From Popsci.com 22/01/14:
When a storm is brewing and the streets are soon to be rendered useless by mounds of snow, there's really only one thing running through every student's mind: please let tomorrow be a snow day. Now there's science to back up canceling [sic] school due to nasty weather. According to a study by Harvard Kennedy School assistant professor Joshua Goodman, keeping the school doors open can actually hurt learning more than a snow day closure.
The explanation for this, according to the article, is as follows. When a school remains open during a period of heavy snow, a lot of parents keep their children at home, whereas others might make it in to class. That throws the pupils’ progress out of sync, often resulting in the children who didn’t attend school during the snowy period missing out relative to their peers. However, where schools take the decision to close because of snow, substitute days are often added to the school calendar to make up for the missed time. (Well – they do in the US apparently.) That keeps classes in sync and ensures the world is a happy, shiny place.
More pragmatically, there are a lot of other reasons why it might be better for schools to admit defeat during inclement weather and close for the day rather than trying to soldier on with skeleton classes.
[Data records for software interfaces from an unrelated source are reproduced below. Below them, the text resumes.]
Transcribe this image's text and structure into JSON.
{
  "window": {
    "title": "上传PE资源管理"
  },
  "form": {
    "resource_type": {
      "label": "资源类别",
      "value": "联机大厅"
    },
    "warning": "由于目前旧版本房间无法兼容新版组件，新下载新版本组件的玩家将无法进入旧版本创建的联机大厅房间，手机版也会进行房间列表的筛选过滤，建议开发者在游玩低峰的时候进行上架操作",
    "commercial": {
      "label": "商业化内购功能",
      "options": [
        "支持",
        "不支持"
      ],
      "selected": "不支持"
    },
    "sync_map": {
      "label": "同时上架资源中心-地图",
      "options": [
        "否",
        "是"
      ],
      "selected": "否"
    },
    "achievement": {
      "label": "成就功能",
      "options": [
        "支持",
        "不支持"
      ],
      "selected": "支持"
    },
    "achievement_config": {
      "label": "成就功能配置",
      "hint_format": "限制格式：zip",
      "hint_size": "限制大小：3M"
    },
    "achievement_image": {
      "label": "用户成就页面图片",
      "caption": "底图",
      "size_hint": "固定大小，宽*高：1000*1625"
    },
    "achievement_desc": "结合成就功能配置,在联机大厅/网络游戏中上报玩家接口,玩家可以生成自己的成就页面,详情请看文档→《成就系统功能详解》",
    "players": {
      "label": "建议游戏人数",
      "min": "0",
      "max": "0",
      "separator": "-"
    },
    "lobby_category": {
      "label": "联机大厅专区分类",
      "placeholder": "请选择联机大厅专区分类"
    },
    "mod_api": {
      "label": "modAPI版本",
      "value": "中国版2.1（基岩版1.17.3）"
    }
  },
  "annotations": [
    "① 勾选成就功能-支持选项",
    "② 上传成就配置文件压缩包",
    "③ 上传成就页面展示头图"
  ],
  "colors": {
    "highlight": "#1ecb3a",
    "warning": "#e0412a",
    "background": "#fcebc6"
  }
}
In most areas of the UK where snow is a rarity rather than a predictable yearly battle, pupils won’t be concentrating on schoolwork when there’s tobogganing to be done or snowmen to build outside. I remember from my school days that the onset of snow during a maths lesson turned into a free-for-all at the windows. Somehow algebra can’t compete with the prospect of playing in the snow.
What’s more, taking the decision to close a school when the weather dictates it really isn’t safe to open avoids all of those other problems, too. You know, like children slipping and injuring themselves in playgrounds resembling ice rinks. Then there’s the dangerous chaos that ensues from mums and dads doing the school run in a hurry in deep snow. Cars, small children and ice are a dangerous combination.
And head teachers have got their blood pressure to think about, after all.